■ MATERIAL FOR THE TASK ■
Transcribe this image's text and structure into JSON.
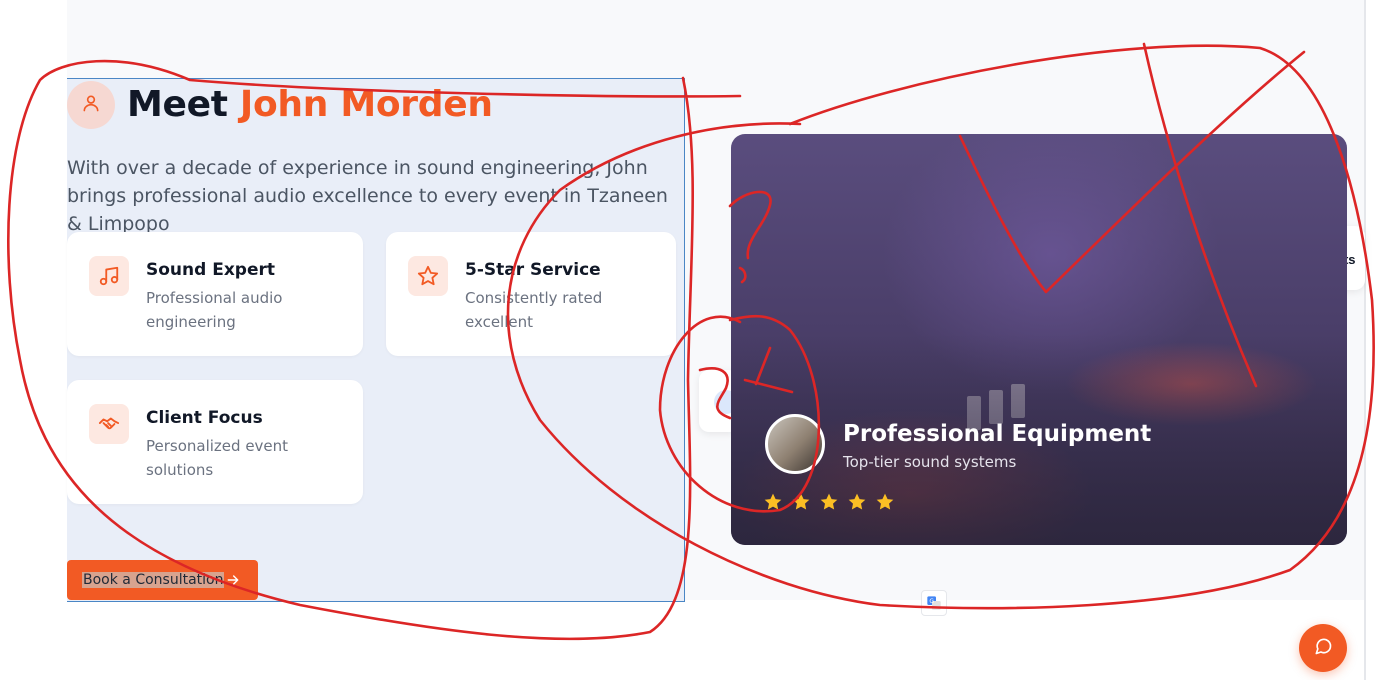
{
  "about": {
    "title_prefix": "Meet",
    "title_name": "John Morden",
    "intro": "With over a decade of experience in sound engineering, John brings professional audio excellence to every event in Tzaneen & Limpopo",
    "features": [
      {
        "title": "Sound Expert",
        "desc": "Professional audio engineering",
        "icon": "music-note-icon"
      },
      {
        "title": "5-Star Service",
        "desc": "Consistently rated excellent",
        "icon": "star-icon"
      },
      {
        "title": "Client Focus",
        "desc": "Personalized event solutions",
        "icon": "handshake-icon"
      }
    ],
    "cta_label": "Book a Consultation"
  },
  "hero": {
    "title": "Professional Equipment",
    "subtitle": "Top-tier sound systems",
    "rating": 5,
    "peek_text": "nts"
  },
  "colors": {
    "accent": "#f25a24",
    "star": "#fbbf24",
    "annotation": "#dc2626"
  }
}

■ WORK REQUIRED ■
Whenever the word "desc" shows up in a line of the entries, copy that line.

■ ANSWER FOR THE TASK ■
        "desc": "Professional audio engineering",
        "desc": "Consistently rated excellent",
        "desc": "Personalized event solutions",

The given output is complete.